What to do >> Every line of the entries with the word "Layer" in it should be shown.

Given entries >>
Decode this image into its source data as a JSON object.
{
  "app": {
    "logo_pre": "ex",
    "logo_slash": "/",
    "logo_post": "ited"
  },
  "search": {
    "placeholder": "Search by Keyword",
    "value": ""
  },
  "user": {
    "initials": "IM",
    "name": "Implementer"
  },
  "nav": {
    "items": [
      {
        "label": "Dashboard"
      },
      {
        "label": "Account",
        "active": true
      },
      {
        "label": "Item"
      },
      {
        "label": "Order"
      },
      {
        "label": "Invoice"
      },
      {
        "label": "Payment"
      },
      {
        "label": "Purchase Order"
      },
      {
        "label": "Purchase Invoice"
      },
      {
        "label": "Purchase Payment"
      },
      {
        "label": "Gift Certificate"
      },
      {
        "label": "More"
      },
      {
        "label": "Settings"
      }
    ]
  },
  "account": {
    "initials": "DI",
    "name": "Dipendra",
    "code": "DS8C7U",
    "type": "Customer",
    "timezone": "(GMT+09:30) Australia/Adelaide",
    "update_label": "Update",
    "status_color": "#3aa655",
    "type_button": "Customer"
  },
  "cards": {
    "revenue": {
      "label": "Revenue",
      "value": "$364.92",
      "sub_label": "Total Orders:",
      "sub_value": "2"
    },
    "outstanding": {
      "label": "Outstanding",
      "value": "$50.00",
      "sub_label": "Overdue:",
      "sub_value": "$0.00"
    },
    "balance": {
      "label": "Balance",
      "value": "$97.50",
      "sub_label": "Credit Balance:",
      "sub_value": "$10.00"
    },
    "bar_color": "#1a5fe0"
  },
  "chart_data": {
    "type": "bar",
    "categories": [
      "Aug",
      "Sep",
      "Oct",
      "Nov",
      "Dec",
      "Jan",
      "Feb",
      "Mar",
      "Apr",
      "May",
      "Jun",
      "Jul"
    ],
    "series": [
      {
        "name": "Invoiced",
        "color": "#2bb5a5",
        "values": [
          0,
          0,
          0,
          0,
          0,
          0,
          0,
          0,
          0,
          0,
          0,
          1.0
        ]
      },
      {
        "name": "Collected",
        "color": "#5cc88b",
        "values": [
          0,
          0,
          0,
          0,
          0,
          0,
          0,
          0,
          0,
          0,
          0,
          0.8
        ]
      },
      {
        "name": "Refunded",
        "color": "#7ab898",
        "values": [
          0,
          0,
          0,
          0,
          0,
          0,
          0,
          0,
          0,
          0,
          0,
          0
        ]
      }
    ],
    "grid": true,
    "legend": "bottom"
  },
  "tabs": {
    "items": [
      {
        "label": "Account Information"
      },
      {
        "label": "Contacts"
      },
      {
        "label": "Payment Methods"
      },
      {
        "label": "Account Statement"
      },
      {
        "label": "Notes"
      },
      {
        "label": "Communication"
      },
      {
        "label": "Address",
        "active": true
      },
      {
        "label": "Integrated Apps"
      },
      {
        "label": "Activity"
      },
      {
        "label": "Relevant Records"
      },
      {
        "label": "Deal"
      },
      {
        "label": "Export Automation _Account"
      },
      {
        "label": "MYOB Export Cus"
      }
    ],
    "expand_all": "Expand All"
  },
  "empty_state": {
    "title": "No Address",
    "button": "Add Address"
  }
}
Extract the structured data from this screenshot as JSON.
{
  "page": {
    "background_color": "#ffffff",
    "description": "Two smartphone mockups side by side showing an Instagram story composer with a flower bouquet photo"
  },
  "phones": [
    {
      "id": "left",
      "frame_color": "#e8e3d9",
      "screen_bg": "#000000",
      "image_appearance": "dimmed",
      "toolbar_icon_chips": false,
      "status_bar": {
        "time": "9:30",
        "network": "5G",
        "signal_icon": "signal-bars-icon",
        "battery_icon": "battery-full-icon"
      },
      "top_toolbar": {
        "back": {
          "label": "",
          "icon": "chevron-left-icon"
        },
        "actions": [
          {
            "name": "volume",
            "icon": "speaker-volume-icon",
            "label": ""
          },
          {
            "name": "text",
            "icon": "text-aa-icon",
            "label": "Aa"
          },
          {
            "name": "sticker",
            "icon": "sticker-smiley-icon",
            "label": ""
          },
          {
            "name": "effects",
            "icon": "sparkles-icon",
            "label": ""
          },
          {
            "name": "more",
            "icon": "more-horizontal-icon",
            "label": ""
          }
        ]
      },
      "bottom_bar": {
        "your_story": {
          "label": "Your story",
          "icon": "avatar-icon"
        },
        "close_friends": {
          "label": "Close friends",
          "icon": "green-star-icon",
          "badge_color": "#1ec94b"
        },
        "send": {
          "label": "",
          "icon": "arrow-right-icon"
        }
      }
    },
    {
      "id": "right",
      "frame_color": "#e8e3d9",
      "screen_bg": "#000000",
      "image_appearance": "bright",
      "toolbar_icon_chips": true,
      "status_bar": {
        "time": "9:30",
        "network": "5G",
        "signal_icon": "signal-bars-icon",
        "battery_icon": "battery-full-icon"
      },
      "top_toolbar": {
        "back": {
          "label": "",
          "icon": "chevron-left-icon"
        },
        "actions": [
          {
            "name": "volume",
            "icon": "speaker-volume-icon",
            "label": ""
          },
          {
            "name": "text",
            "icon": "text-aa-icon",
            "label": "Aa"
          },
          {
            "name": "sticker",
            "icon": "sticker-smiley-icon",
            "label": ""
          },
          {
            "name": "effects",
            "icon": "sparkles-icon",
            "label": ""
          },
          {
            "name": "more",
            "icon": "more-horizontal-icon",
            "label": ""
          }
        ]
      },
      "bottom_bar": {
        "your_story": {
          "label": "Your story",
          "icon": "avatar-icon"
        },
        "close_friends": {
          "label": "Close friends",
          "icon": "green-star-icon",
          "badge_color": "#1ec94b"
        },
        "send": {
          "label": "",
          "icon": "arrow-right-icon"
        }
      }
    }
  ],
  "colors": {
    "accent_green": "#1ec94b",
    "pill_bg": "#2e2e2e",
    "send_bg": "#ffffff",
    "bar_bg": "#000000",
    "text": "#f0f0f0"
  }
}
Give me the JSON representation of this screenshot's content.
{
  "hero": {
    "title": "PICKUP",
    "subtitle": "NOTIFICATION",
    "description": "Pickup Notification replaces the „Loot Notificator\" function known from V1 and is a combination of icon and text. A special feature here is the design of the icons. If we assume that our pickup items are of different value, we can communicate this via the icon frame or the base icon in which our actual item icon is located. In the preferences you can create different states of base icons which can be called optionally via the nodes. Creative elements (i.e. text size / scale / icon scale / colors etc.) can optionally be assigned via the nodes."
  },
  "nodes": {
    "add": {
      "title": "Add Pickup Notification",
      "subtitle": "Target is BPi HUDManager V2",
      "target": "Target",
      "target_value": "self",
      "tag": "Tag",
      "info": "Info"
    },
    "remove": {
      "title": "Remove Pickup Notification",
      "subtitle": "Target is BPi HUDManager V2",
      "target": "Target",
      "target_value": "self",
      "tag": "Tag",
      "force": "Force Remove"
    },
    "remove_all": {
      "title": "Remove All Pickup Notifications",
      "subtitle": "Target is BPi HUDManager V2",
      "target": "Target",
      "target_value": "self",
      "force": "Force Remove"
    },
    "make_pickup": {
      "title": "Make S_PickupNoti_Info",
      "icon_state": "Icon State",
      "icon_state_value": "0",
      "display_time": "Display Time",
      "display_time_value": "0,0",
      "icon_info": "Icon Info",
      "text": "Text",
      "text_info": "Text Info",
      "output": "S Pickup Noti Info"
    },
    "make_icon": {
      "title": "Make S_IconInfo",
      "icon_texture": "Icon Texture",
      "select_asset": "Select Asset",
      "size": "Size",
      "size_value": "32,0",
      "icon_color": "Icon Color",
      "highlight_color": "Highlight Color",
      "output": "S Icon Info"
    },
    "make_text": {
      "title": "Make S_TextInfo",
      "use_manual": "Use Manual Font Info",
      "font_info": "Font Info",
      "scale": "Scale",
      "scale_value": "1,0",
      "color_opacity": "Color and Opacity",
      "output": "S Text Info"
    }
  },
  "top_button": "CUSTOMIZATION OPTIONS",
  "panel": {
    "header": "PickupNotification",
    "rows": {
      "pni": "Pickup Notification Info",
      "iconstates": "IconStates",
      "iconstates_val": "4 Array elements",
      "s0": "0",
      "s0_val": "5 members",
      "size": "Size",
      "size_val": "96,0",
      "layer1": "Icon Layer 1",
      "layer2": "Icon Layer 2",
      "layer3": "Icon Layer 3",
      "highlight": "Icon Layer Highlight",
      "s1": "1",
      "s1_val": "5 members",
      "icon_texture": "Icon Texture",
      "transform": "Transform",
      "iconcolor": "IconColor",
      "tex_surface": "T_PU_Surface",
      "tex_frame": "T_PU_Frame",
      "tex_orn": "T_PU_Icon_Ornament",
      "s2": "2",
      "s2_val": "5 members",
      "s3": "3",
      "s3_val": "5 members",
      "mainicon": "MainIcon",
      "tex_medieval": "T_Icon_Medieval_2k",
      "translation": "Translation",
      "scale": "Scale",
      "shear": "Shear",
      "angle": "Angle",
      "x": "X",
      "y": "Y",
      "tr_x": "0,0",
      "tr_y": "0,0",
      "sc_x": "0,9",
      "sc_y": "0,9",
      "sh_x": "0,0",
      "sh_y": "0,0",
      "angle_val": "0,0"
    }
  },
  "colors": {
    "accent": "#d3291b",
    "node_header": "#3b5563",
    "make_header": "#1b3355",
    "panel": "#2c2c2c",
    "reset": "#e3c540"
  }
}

Response to the task >>
      "layer1": "Icon Layer 1",
      "layer2": "Icon Layer 2",
      "layer3": "Icon Layer 3",
      "highlight": "Icon Layer Highlight",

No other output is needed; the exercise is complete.